By FW staff

SUCKLED calf sellers are bracing themselves for an autumn of misery, with buyers likely to be more cautious than ever before.

“There still is not an awareness of how bad it is going to be,” says Scott Donaldson, auctioneer at Wooler, Northumberland.

The weaker demand for store lambs this summer will be repeated at suckled calf sales, he says. Not only have beef finishers lost money for a number of years but there is also less grain money around to spend. “People are not in a position to gamble and the banks wont let them anyway.”

Meanwhile, there is little prospective sellers can do to mitigate the downturn. A few, with the space and food, will take stock through to slaughter, says Mr Donaldson. “But those that are selling should not do any thing different to usual. You have to make the best of them – because poor, weathered calves will be even more difficult to sell.”

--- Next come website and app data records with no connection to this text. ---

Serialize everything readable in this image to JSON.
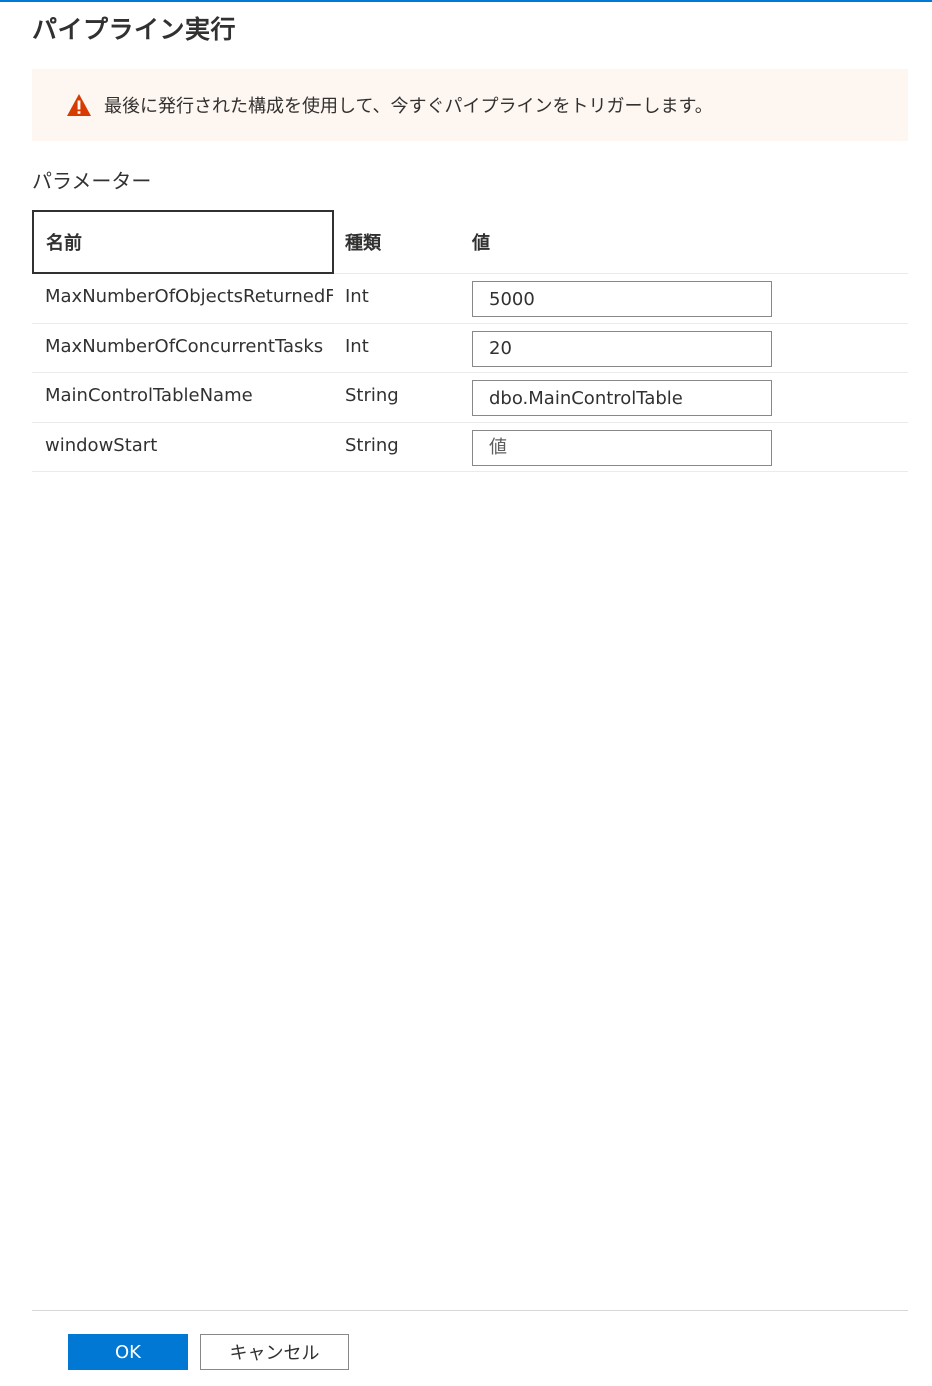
{
  "dialog": {
    "title": "パイプライン実行",
    "accent_color": "#0078d4"
  },
  "banner": {
    "icon": "warning-icon",
    "icon_color": "#d83b01",
    "message": "最後に発行された構成を使用して、今すぐパイプラインをトリガーします。"
  },
  "parameters": {
    "label": "パラメーター",
    "columns": {
      "name": "名前",
      "type": "種類",
      "value": "値"
    },
    "rows": [
      {
        "name": "MaxNumberOfObjectsReturnedFr",
        "type": "Int",
        "value": "5000",
        "placeholder": ""
      },
      {
        "name": "MaxNumberOfConcurrentTasks",
        "type": "Int",
        "value": "20",
        "placeholder": ""
      },
      {
        "name": "MainControlTableName",
        "type": "String",
        "value": "dbo.MainControlTable",
        "placeholder": ""
      },
      {
        "name": "windowStart",
        "type": "String",
        "value": "",
        "placeholder": "値"
      }
    ]
  },
  "footer": {
    "ok_label": "OK",
    "cancel_label": "キャンセル"
  }
}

 Buyers will be in a cautious mood at this autumns suckled calf sales

The traditional feeders will still be buying this autumn, reckons Timothy Garratt at Chagford, Devon. “But the dealing people who buy to trade on will want much bigger margins because they will be afraid they wont be able to unload all of the cattle.” He, too, thinks many vendors are in a no-win situation.

NFU livestock committee secretary Kevin Pearce says that any progress with the date-based export scheme will give a boost to trade. “It would be a very positive signal – because a lot of these suckled calves would qualify.

“They are the very animals that could go out and fill the beef markets that we had before the ban was imposed.”

  • Top-quality Continental cross suckled steers were making £450-£500 last autumn. Heifers were just under £400.